I remembered the instructions my parents told me: “Don’t leave any food or drink unattended, don’t eat or drink after anyone, don’t use anyone’s comb or let them use yours, don’t share lip gloss, take any medicine, gum or candy from any of those kids. And if anyone treats you bad, call us.” With those commands in my head, I walked in. When you’re young, you’re very aware of your feelings, if you feel safe or comfortable around people. You can read energy. Despite the smiles of the administration and teachers, I didn’t feel safe. I was too young to know why or what to call it, but I knew their smiles were not genuine. And that feeling lasted throughout the entire time I was in the 20/20 program, which was fourth to 12th grade.

What I was feeling was what it felt like to be Black in white spaces.

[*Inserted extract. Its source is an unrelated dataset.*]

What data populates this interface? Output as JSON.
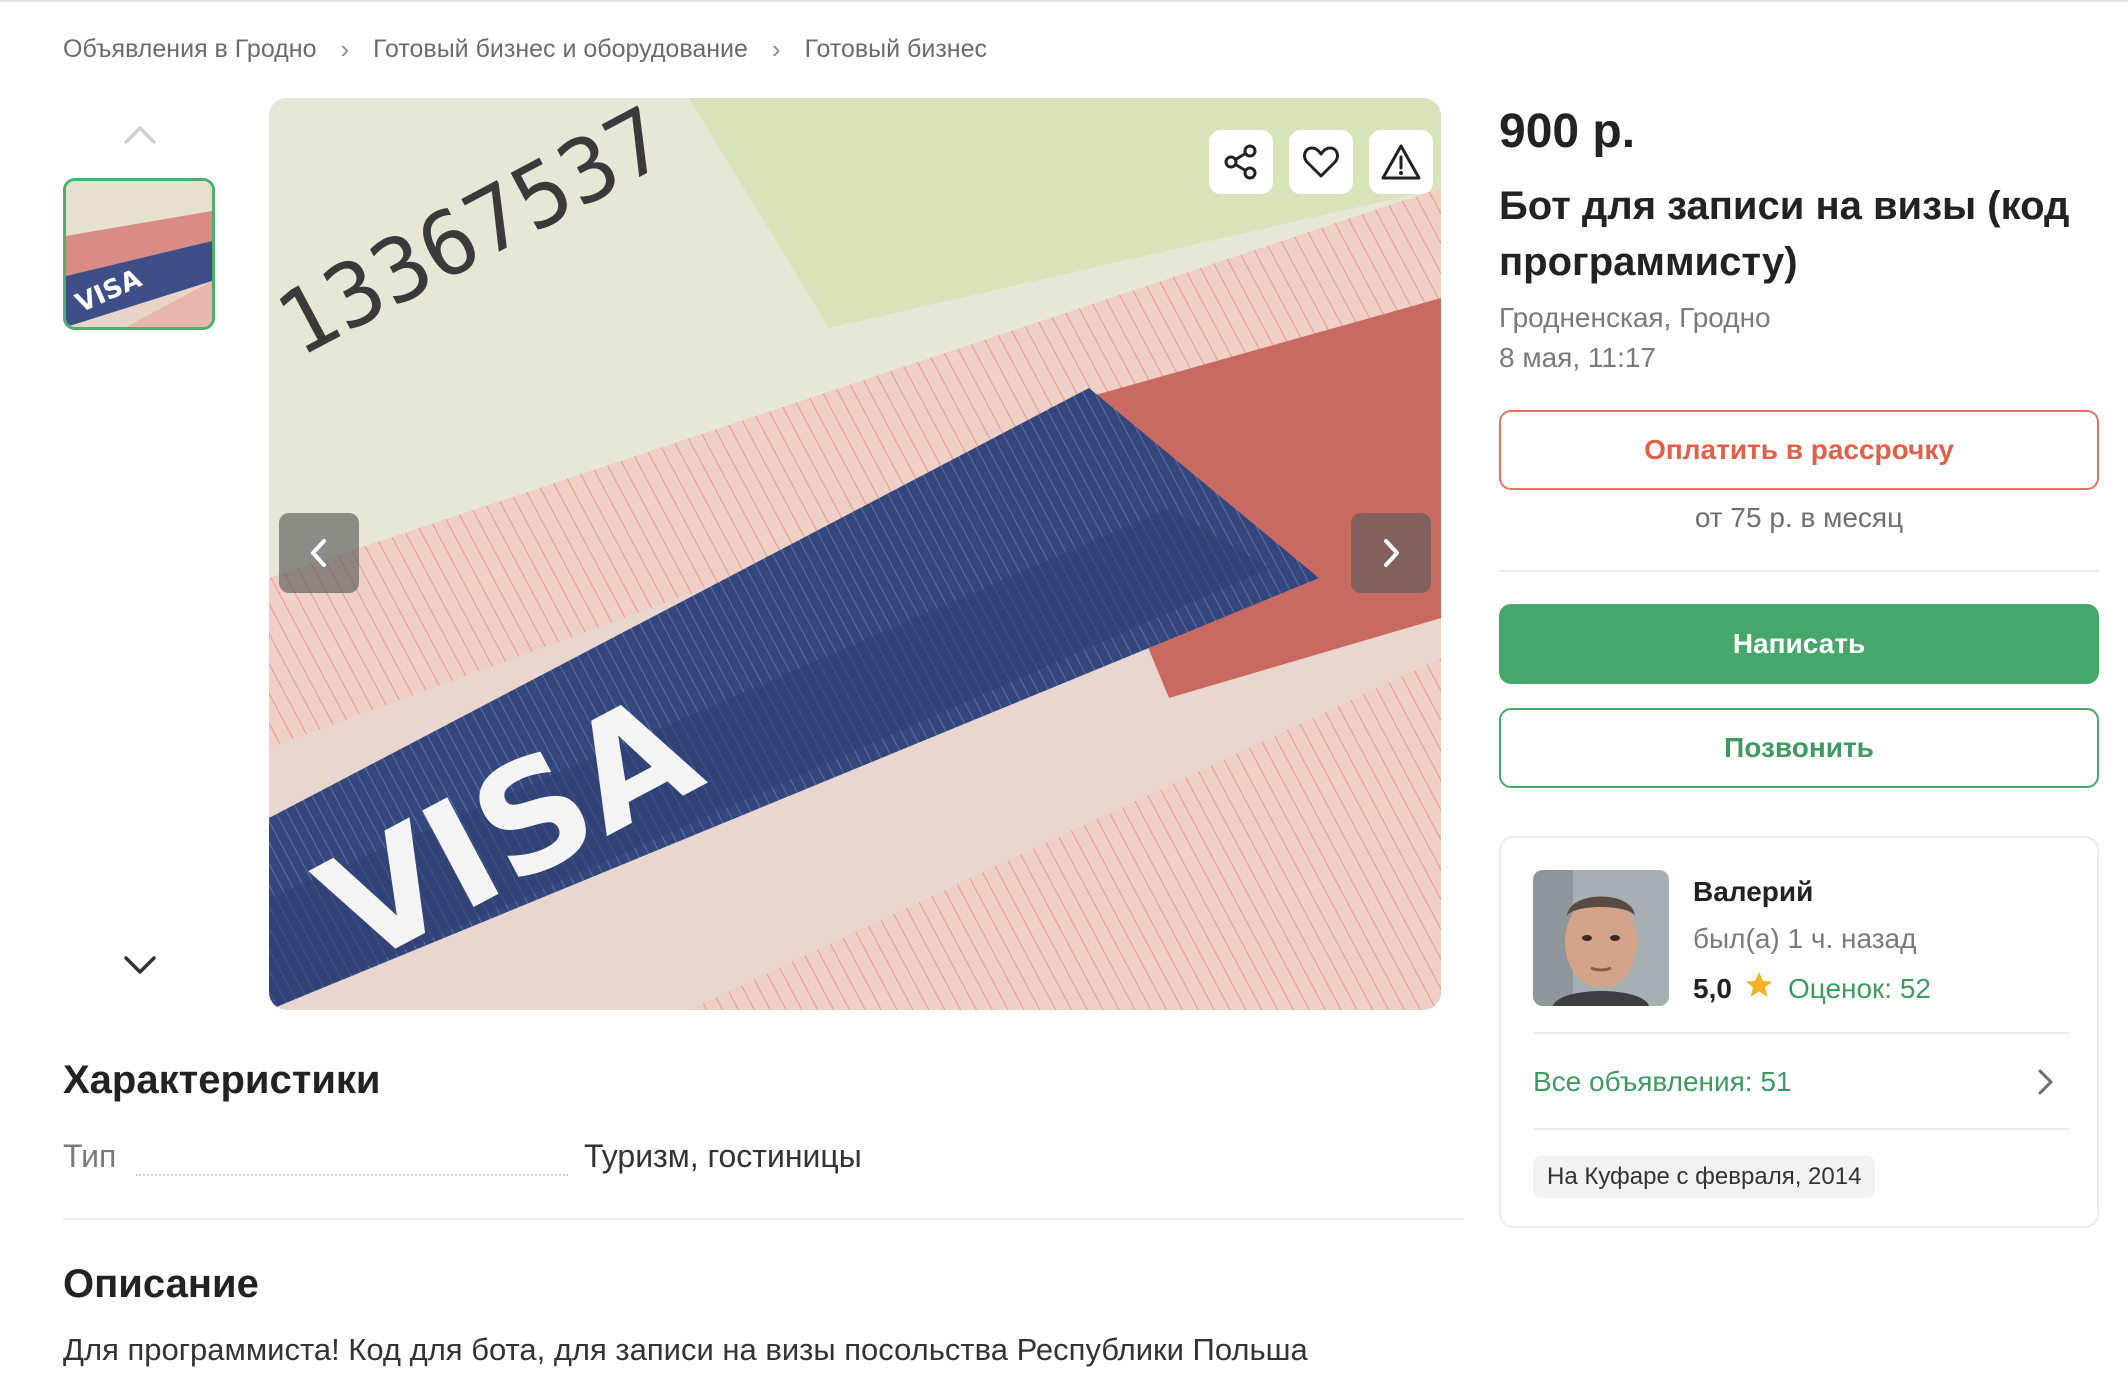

At home and in my community, life was spoken to me. I was told I was smart, pretty, creative and that I could do whatever I wanted. At school, I was disrespected, discriminated against and my greatness was always questioned. How was I able to read so well? Did I really write that story all by myself? Did I really score that high on that test? Being smart and a high achiever was met with suspicion and accusations. The fact that I could run fast or sing well was not shocking to them and they encouraged those talents. But when I scored high on a test, I must have cheated, right?

It was confusing because as I walked the hallways I could see the influence of my culture everywhere, from the way the kids dressed, the music they listened to, even how some of them tried so hard to emulate the culture of their favorite Black rappers. They loved everything about Black culture except the Black people. How was that possible?

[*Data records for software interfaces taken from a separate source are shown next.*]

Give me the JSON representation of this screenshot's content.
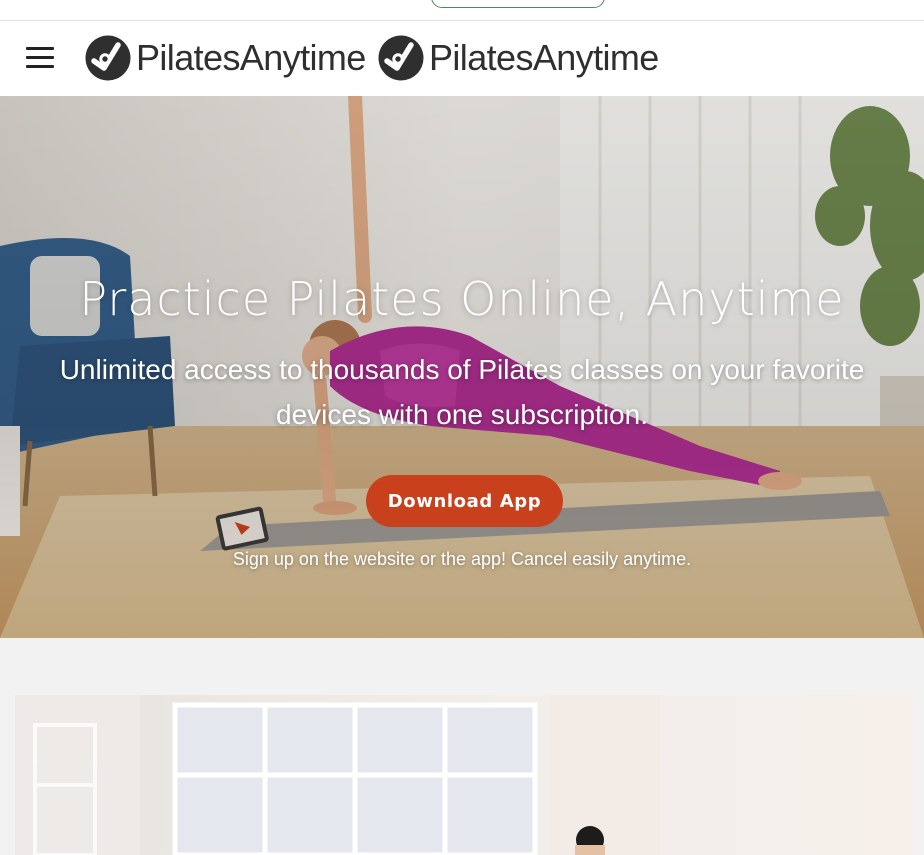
{
  "topbar": {
    "pill_label": ""
  },
  "nav": {
    "menu_icon": "hamburger-menu-icon",
    "logos": [
      {
        "icon": "pilates-anytime-logo-icon",
        "text": "PilatesAnytime"
      },
      {
        "icon": "pilates-anytime-logo-icon",
        "text": "PilatesAnytime"
      }
    ]
  },
  "hero": {
    "title": "Practice Pilates Online, Anytime",
    "subtitle": "Unlimited access to thousands of Pilates classes on your favorite devices with one subscription.",
    "cta_label": "Download App",
    "note": "Sign up on the website or the app! Cancel easily anytime."
  },
  "colors": {
    "cta": "#c8401c",
    "logo": "#2f2f2f",
    "pill_border": "#4a8a5a",
    "page_bg": "#f2f2f2"
  }
}
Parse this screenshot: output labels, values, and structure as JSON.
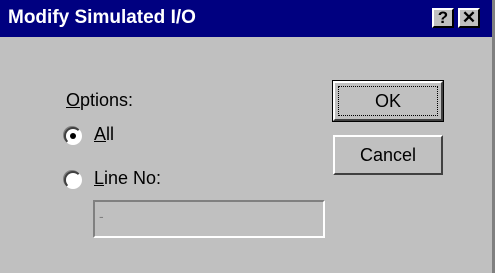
{
  "window": {
    "title": "Modify Simulated I/O",
    "help_button": "?",
    "close_button": "✕"
  },
  "options": {
    "label": "Options:",
    "all": {
      "label": "All",
      "selected": true
    },
    "line_no": {
      "label": "Line No:",
      "selected": false
    }
  },
  "line_field": {
    "value": "-",
    "enabled": false
  },
  "buttons": {
    "ok": "OK",
    "cancel": "Cancel"
  }
}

It was no different for me as an adult in corporate America. The magnifying glass was always on me and I had to reach an ever-rising bar of excellence that my other melanin deficient co-workers didn’t have to. It’s the main reason I left and became an entrepreneur.

I want a different life for my daughter. I want to nurture her talents and show her other ways to make a living so she doesn’t feel having a common nine-to-five job is the only option. I want to put her in as many safe spaces — spaces where she will be celebrated — because I know what the real world will be like. This is why I refuse to send her to an all-white school.

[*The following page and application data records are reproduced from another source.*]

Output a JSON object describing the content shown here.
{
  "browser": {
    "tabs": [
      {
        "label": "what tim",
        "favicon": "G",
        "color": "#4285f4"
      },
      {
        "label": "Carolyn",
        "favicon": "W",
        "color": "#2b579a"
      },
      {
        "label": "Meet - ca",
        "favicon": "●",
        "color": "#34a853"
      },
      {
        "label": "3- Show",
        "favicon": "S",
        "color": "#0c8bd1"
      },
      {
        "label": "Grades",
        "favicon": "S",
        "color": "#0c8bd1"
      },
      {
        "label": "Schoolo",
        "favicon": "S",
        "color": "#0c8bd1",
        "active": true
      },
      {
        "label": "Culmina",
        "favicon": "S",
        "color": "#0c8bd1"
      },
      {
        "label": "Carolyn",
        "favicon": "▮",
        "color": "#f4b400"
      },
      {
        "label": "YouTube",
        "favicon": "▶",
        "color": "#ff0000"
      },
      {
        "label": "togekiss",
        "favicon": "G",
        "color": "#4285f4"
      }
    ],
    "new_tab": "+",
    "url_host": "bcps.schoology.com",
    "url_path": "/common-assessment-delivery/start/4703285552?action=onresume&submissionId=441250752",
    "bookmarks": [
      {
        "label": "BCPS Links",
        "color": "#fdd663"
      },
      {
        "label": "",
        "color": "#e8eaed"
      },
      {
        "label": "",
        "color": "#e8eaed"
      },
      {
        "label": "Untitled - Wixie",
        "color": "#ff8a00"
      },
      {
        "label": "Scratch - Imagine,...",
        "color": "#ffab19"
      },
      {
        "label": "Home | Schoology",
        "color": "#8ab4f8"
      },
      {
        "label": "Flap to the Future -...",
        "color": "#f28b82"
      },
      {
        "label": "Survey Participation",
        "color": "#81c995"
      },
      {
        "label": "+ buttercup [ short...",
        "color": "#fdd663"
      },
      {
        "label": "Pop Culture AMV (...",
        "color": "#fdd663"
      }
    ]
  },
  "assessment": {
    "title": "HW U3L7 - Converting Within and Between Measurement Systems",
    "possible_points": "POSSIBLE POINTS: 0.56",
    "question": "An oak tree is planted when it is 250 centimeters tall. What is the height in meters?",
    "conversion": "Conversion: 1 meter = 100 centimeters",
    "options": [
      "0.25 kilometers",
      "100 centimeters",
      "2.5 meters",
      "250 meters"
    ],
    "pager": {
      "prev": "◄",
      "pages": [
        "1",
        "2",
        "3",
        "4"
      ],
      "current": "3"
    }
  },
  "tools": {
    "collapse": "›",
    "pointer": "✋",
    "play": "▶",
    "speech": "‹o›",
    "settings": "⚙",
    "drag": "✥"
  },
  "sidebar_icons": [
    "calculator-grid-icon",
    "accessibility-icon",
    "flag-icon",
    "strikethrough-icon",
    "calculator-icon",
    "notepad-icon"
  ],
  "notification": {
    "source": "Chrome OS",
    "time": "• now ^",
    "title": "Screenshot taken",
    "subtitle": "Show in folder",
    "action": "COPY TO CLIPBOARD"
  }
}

I understand that she will be her own person who will make her own decisions. I graduated high school in 1999, so my experiences are over 20 years old. But even in today’s time, Black kids in white spaces are too busy fighting with the fact that they are being tolerated and mistreated rather than welcomed. Kids are proudly flashing the nazi salute, teachers have dressed up as the border wall for Halloween, Blacks kids are being put in mock slave auctions — and these are just a few of the examples that made national headlines. How are Black children supposed to focus on their education in those environments? Let’s add to that the fact that our Black kids are often punished harsher than others and are being educated by teachers who don’t know, understand or love our culture, more than likely unwittingly contributing to structural racism.

I’m not mad at my parents for sending me to an all-white school; I know they were doing what they felt was best, and that’s all any good parent tries to do. I can’t shield my daughter from everything, but based on my experience, I can try to make some choices that will give her different experiences from mine and therefore shape her life differently. She will have all her life to deal with unfair treatment, defend her Black girl magic and try to decide what battles to fight. While I have control of the environments she is placed in every day, I will do my best to make sure her childhood and adolescence are fostered in self-love, education about our history and modern-day hurdles, intersectionality, support and pride.

I know that we as parents want our children to have what is considered the best, but in my opinion, sending your Black child to all-white schools does more harm than good. Racial trauma is real, and I’m learning how to heal myself in a world that constantly gaslights Black people. Let’s start taking control by doing everything in our power to protect our children’s mental and emotional well-being.